This fell to a new low of 71.0, down from 71.6 in the March quarter.


With higher interest rates and cost-of-living increases many households are feeling the pinch.




The Resilience measure lifted in the quarter to 54.7, up from 54.2 in the March quarter. It was this lift that prevented the overall FWB Indicator score from falling.


One of the factors that helped to hold the resilience level up was the comparatively high employment rate. The Labour Force Participation Rate hit 72.3 per cent in March 2023.


Along with high employment rates, it appears that savings levels also held up well.


The average level of savings is up to over $50,000 in the quarter ended June 2023.


However, the savings figures may not be telling the full picture. That’s because a small number of very large deposits lifted the average.


If we instead look at the midpoint on the range of savings balances it’s much lower, at $4,220. That was substantially down from the $5,310 seen in the previous quarter.


The June quarterly survey groups the New Zealand population into four categories.

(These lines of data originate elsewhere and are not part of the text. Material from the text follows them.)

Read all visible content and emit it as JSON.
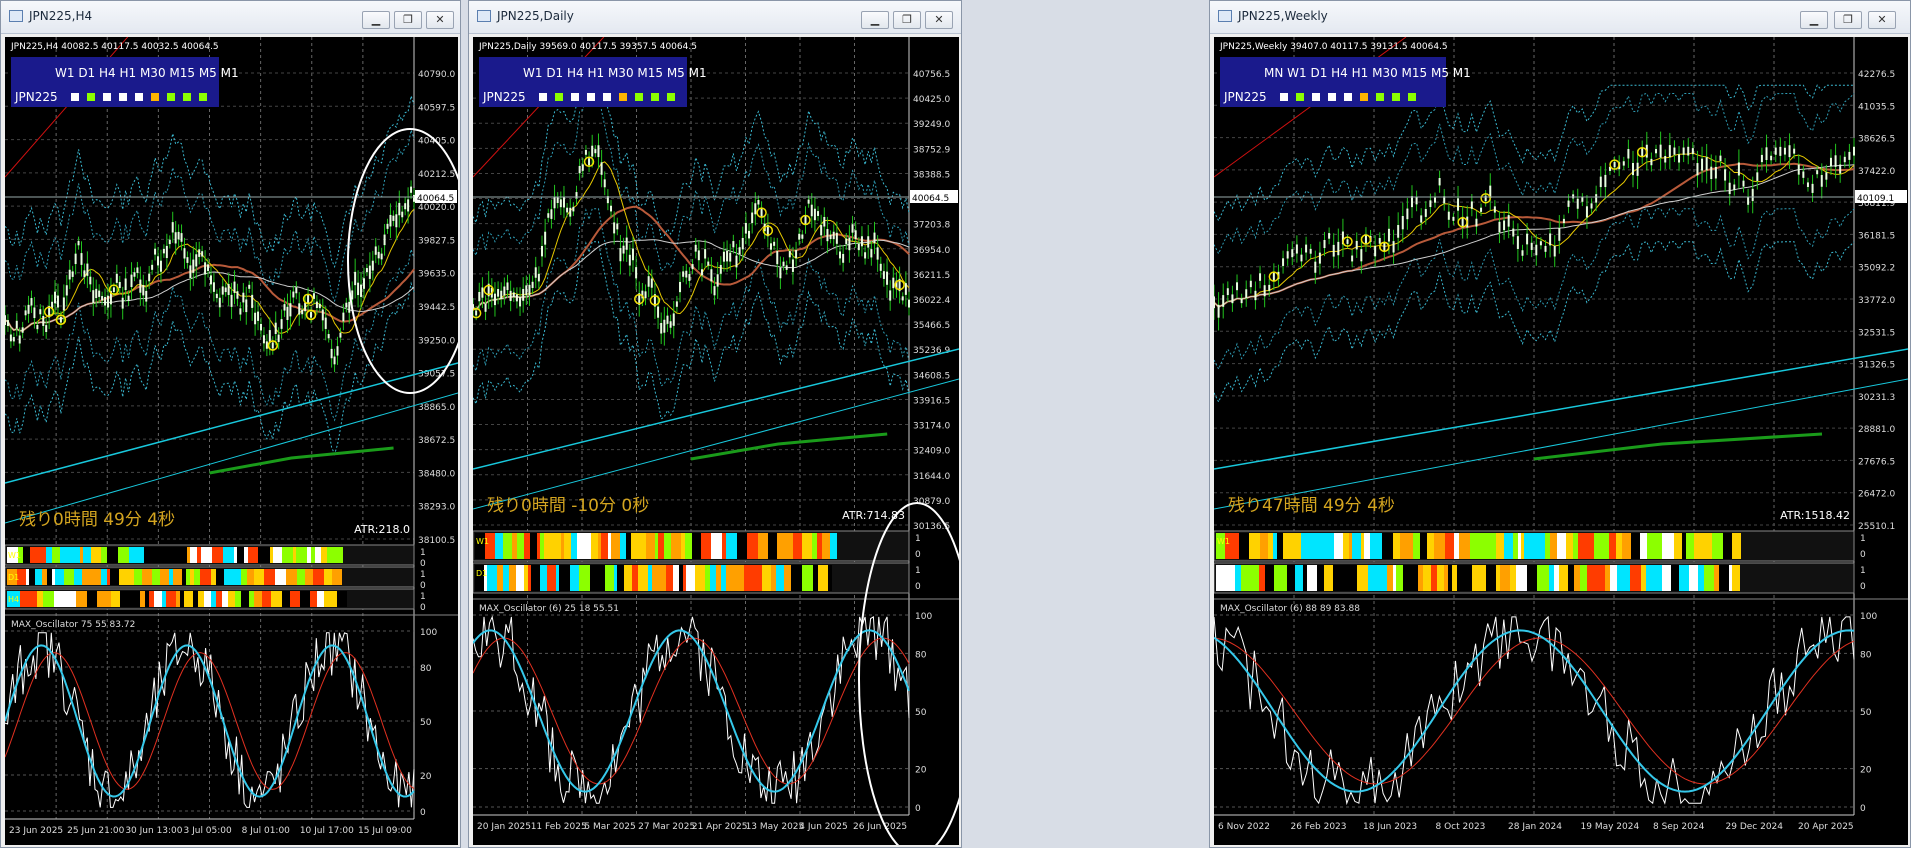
{
  "windows": [
    {
      "title": "JPN225,H4",
      "header": "JPN225,H4  40082.5  40117.5  40032.5  40064.5",
      "tf_row": "W1 D1 H4 H1 M30 M15 M5 M1",
      "symbol": "JPN225",
      "countdown": "残り0時間 49分 4秒",
      "atr": "ATR:218.0",
      "price_current": "40064.5",
      "price_scale": [
        "40790.0",
        "40597.5",
        "40405.0",
        "40212.5",
        "40020.0",
        "39827.5",
        "39635.0",
        "39442.5",
        "39250.0",
        "39057.5",
        "38865.0",
        "38672.5",
        "38480.0",
        "38293.0",
        "38100.5"
      ],
      "bar_labels": [
        "W1",
        "D1",
        "H4"
      ],
      "bar_scale": [
        "1",
        "0",
        "1",
        "0",
        "1",
        "0"
      ],
      "osc_label": "MAX_Oscillator 75 55 83.72",
      "osc_scale": [
        "100",
        "80",
        "50",
        "20",
        "0"
      ],
      "dates": [
        "23 Jun 2025",
        "25 Jun 21:00",
        "30 Jun 13:00",
        "3 Jul 05:00",
        "8 Jul 01:00",
        "10 Jul 17:00",
        "15 Jul 09:00"
      ]
    },
    {
      "title": "JPN225,Daily",
      "header": "JPN225,Daily  39569.0  40117.5  39357.5  40064.5",
      "tf_row": "W1 D1 H4 H1 M30 M15 M5 M1",
      "symbol": "JPN225",
      "countdown": "残り0時間 -10分 0秒",
      "atr": "ATR:714.83",
      "price_current": "40064.5",
      "price_scale": [
        "40756.5",
        "40425.0",
        "39249.0",
        "38752.9",
        "38388.5",
        "37612.3",
        "37203.8",
        "36954.0",
        "36211.5",
        "36022.4",
        "35466.5",
        "35236.9",
        "34608.5",
        "33916.5",
        "33174.0",
        "32409.0",
        "31644.0",
        "30879.0",
        "30136.5"
      ],
      "bar_labels": [
        "W1",
        "D1"
      ],
      "bar_scale": [
        "1",
        "0",
        "1",
        "0"
      ],
      "osc_label": "MAX_Oscillator (6) 25 18 55.51",
      "osc_scale": [
        "100",
        "80",
        "50",
        "20",
        "0"
      ],
      "dates": [
        "20 Jan 2025",
        "11 Feb 2025",
        "5 Mar 2025",
        "27 Mar 2025",
        "21 Apr 2025",
        "13 May 2025",
        "4 Jun 2025",
        "26 Jun 2025"
      ]
    },
    {
      "title": "JPN225,Weekly",
      "header": "JPN225,Weekly  39407.0  40117.5  39131.5  40064.5",
      "tf_row": "MN W1 D1 H4 H1 M30 M15 M5 M1",
      "symbol": "JPN225",
      "countdown": "残り47時間 49分 4秒",
      "atr": "ATR:1518.42",
      "price_current": "40109.1",
      "price_scale": [
        "42276.5",
        "41035.5",
        "38626.5",
        "37422.0",
        "36811.9",
        "36181.5",
        "35092.2",
        "33772.0",
        "32531.5",
        "31326.5",
        "30231.3",
        "28881.0",
        "27676.5",
        "26472.0",
        "25510.1"
      ],
      "bar_labels": [
        "W1",
        ""
      ],
      "bar_scale": [
        "1",
        "0",
        "1",
        "0"
      ],
      "osc_label": "MAX_Oscillator (6) 88 89 83.88",
      "osc_scale": [
        "100",
        "80",
        "50",
        "20",
        "0"
      ],
      "dates": [
        "6 Nov 2022",
        "26 Feb 2023",
        "18 Jun 2023",
        "8 Oct 2023",
        "28 Jan 2024",
        "19 May 2024",
        "8 Sep 2024",
        "29 Dec 2024",
        "20 Apr 2025"
      ]
    }
  ],
  "colors": {
    "bg": "#000000",
    "candle": "#22c51e",
    "fib": "#00c8ff",
    "ma_brown": "#b85a3a",
    "ma_yellow": "#e6c800",
    "osc_cyan": "#35c8ea",
    "osc_red": "#e03020",
    "osc_white": "#ffffff",
    "countdown": "#d4a520",
    "panel": "#1a1a8c"
  },
  "window_controls": [
    "minimize-icon",
    "maximize-icon",
    "close-icon"
  ]
}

20.7 per cent of people were considered to have no worries (financial wellbeing score >80-100). This compared to 19.6 per cent in the June 2022 quarter.


44.5 per cent were doing OK (financial wellbeing score >50-80), down from 49.4 in the June 2022 quarter.

19 per cent were getting by (financial wellbeing score >30-50), compared to 20.9 per cent in June 2022.


15.7 per cent were considered struggling (financial wellbeing score 0-30), compared to 10.1 per cent in June 2022.


A person’s financial wellbeing is influenced by a complex range of factors including their socio-economic circumstances, behaviour traits, attitudes towards money and their stage of life.


Some of these factors are beyond a person’s control. But there are two behaviours that can have a particularly strong influence on improving a person’s sense of financial wellbeing – active saving and not borrowing to pay for everyday expenses.


“We know from our research that developing a regular savings habit and having at least $1000 put aside can materially improve a person’s feeling of financial wellbeing,” said Ben Kelleher, ANZ Managing Director for Personal.


“Having a savings buffer can help give you a sense of control, especially when something unexpected – and potentially expensive - happens, like your car breaks down or an appliance needs replacing.”


Almost 55 per cent of ANZ customers have a savings buffer in place, meaning they have at least $1000 in their bank account.


Approximately 21.5 per cent of ANZ customers are active savers, meaning they are regularly contributing into a savings account.


“We understand saving can be really hard to do when we have high inflation and rising interest rates.”


ANZ is urging anyone who has concerns, or who wants to talk about their finances, to contact the bank.


“People shouldn’t be nervous about talking to their bank. Whether you are looking to get ahead, or get through, we’re here to support customers with the various options available to them."


ANZ has a range of information to help people manage their finances on our financial wellbeing hub.


The ANZ Financial Wellbeing Indicator Score provides a time-series measure of New Zealanders' financial wellbeing.


ANZ has partnered with Roy Morgan to replicate key financial wellbeing questions from the 2021 ANZ Financial Wellbeing Survey. This robust, quarterly snapshot of the personal financial wellbeing of New Zealanders identifies key questions from that survey and applies them to proxies within the weekly Roy Morgan Single Source survey of 7,000 New Zealanders annually.


You can find the 2021 report here.



Embracing Māori culture delivers ‘amazing’ results, ANZ manager says

A Te Tai Tokerau ANZ bank manager says integrating Māori tikanga and language into her branch is delivering ‘amazing’ results - not only for customers, but for staff as well.

Finding Their Voice - the charity helping students boost their confidence through public speaking

iSpeak Trust runs free public speaking workshops for high schoolers in Auckland and Northland It's received a grant from ANZ Staff Foundation.

Cut-off farmers give thanks for Gabrielle relief donations

Months after a national relief effort, a Hawke’s Bay farming couple cut off after Cyclone Gabrielle have given thanks to the people and the generosity that helped get them through.